On autopsy, the association of gall stones with bile duct carcinoma varies between 17.5 — 41 .36,14. Necropsy not being done in Pakistan, the frequency of gall stones in CC is not known. In Pakistan it is often difficult to differentiate between HCC and’ CC group because procedures like celiac axis arteriography, endoscopic or tran­shepatic cholangiography are not done routinely in suspected cases. Both the groups present with hepatomegaly and deranged liver function test. Alkaline phosphatase is raised in both the groups and liver scan is not very helpful. The differentia­tion, therefore, totally depends on histology. In the absence of autopsy a planned work up is necessary to differentiate the type of hepatic malignancy.


1. Edmondson, HA. and Steiner, P.E. Primary carcinoma of the liver. A study of 100 cases among 48,900 necropsies. Cancer, 1954; 51:462.
2. Gall, E.A. Tumours of the liver, in diseases of the liver. Edited by L. Chiff, Philadelphia, Lippincott 1969 P. 835.
3. Mori, W. and Nagasako, K. Cholangiocarcinotna and related lesions, in hepatoceliular carcinoma. Edited by K. Okuda, R.L. Peters. New York, John Wiley, 1976, p. 227.
4. Patton, R.B. and Horn, R.C. Jr. Primary liver carcinoma. Autopsy study of 60 cases. Cancer, 1961; 17:757.
5. Steiner, P.E. Cancer of the liver and cirrhosis in trans-saharan Africa and the United States of America. Cancer, 1960; 13:1085.
6. Okuda, K., Kubo, Y., Okazaki, N., Arishima, T, Hashimoto, M., Jinnouchi, S., Sawa, Y., Shimokawa, Y., Nakajima, Y., Noguchi, T., Nakano, M., Kojiro, M. and Nakashima, T. Clinical aspects of intrahepatic bile duct carcinoma including hilar carcinoma. A study of 57 autopsy proven cases. Cancer, 1977; 39:2 32.
7. Menghini, G. One.second needle biopsy of the liver. Gastroenterology, 1958; 35:190.
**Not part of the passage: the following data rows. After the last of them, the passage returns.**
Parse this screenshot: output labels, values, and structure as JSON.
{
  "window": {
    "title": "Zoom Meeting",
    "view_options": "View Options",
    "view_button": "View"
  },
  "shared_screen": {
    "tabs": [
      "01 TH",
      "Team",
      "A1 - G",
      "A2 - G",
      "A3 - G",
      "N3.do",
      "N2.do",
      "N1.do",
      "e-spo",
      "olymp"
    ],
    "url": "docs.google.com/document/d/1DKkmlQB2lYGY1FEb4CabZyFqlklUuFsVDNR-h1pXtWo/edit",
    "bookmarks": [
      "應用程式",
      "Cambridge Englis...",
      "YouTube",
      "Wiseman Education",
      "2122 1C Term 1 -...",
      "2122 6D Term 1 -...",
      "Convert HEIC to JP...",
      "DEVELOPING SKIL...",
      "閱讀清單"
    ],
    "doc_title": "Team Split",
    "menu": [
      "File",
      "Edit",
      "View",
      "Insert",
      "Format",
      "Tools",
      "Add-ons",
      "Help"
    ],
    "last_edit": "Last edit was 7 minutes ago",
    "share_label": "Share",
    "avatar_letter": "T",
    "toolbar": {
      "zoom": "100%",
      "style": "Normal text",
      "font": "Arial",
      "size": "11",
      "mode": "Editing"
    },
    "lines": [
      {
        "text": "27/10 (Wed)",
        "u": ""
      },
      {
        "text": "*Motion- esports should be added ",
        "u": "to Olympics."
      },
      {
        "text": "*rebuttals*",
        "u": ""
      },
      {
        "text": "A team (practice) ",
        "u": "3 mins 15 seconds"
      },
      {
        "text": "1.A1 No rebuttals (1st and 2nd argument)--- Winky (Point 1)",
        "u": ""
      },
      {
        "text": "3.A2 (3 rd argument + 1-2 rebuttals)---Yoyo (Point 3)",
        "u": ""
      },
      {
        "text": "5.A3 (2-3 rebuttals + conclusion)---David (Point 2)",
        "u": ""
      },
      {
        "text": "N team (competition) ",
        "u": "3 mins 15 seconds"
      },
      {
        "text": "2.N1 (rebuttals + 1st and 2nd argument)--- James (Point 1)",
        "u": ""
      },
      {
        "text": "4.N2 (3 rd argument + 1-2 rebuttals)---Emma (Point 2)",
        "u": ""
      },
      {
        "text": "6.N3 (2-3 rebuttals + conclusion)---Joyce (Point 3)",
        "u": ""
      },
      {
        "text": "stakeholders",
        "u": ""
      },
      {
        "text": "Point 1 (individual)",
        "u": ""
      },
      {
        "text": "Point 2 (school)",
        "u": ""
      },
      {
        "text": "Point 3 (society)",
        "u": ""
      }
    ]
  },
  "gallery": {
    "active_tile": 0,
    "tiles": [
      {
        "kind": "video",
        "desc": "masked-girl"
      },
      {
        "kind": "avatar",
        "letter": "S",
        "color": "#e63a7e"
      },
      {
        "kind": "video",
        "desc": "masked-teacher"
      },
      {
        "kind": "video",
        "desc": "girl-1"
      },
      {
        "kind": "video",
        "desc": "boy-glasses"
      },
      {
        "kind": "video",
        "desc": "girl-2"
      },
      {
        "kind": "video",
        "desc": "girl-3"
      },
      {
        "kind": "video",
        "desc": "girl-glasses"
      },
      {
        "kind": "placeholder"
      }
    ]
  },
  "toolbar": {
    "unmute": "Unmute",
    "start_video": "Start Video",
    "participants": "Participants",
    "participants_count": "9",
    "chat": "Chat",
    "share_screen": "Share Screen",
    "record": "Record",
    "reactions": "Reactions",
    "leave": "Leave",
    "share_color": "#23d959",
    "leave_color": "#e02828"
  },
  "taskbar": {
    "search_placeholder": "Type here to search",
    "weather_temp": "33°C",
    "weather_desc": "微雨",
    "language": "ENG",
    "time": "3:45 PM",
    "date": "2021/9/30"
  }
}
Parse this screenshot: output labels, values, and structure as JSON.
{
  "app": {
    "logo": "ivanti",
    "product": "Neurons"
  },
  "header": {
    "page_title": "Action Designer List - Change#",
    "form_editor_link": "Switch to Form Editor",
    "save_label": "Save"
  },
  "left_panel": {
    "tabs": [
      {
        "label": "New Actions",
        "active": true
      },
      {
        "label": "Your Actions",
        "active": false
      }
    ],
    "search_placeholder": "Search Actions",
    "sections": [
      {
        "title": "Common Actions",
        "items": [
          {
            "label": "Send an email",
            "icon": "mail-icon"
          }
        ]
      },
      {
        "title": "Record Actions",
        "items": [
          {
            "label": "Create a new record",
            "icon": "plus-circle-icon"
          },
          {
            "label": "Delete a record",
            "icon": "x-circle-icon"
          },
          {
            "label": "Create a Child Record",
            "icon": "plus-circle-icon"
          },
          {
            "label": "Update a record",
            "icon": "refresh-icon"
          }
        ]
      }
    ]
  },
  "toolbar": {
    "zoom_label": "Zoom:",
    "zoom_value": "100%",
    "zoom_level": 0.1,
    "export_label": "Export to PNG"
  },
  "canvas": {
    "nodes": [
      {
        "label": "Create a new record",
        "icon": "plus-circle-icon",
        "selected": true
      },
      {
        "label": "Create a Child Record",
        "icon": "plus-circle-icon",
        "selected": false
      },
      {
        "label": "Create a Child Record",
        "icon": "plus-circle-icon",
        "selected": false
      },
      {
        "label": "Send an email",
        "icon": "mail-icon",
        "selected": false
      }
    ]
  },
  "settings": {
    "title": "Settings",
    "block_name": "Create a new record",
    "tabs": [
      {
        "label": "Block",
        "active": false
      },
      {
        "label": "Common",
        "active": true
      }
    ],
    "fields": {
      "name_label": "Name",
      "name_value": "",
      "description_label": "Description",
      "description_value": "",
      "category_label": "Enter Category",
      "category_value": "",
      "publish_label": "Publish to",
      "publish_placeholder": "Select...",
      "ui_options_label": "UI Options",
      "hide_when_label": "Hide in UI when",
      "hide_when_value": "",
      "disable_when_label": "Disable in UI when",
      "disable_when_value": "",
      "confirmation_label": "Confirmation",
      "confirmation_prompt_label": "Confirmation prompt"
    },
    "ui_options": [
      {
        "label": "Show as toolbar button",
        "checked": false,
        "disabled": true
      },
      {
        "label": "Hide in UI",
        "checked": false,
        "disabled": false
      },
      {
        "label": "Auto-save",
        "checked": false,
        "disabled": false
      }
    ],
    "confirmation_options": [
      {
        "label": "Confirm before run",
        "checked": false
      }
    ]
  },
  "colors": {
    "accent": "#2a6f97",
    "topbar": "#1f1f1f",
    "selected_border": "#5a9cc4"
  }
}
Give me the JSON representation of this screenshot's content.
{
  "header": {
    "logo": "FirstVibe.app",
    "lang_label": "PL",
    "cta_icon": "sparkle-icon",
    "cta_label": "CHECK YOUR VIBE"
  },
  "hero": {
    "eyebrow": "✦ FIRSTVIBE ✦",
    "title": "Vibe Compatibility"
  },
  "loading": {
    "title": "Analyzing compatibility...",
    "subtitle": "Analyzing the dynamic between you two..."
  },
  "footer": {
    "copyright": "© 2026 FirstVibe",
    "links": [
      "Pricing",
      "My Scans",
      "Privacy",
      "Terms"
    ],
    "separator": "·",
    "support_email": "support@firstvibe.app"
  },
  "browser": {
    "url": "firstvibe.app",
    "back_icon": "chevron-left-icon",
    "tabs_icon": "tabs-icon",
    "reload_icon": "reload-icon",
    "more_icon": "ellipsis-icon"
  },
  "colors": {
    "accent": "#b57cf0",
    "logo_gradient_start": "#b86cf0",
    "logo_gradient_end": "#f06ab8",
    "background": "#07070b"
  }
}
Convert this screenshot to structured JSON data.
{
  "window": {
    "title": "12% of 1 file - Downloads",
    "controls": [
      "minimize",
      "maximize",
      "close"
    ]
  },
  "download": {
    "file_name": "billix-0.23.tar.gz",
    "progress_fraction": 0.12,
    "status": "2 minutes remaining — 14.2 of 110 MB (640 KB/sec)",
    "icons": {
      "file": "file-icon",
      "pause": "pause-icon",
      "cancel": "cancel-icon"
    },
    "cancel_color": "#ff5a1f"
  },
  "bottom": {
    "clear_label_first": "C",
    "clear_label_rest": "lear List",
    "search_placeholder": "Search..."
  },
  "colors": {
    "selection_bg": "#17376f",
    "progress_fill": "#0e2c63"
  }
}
8, Hoyne, R.M., Kernohan, J.W. Primary carcinoma of the liver a study of thirty-one cases. Arch. Intern . Med., 1957; 99 : 532. MacDonald, R.A. Cirrhosis and primary carci­noma of the liver; changes in their occurrence at the Boston city Hospital 1897—1954. N. Engi. J. Med., 1956; 225: 1179.
10. Lopez-Corela, E., Ridaura-Sanz, C. and Albores­Saavedra, J. Primary carcinoma of the liver and biliary tract. Br. J. Cancer, 1956; 10:232.
11. Cruickshank, A.H. The pathology of 111 cases of primary hepatic malignancies collected in the Liverpool region. J. Clin. Pathol., 1961; 14:120.
12. Shanmugaratnam, K. Primary carcinoma of the liver and biliary tract. Br. J. Cancer, 1956; 10: 232.
13. Okuda, K. and Liver Cancer Study Group of Japan. Primary liver cancers in Japan. Cancer, 1980; 45 :2663.
14. Kuwayti, K., Baggenstoss, A.H., Stauffer, MM. and Priestly, J.T. Carcinoma of the major intra­hepatic and extrahepatic bile ducts exclusive of papilla of Vater. Surg. Gynecol. Obstet., 1957; 104:357.

Journal of the Pakistan Medical Association has agreed to receive and publish manuscripts in accordance with the principles of the following committees: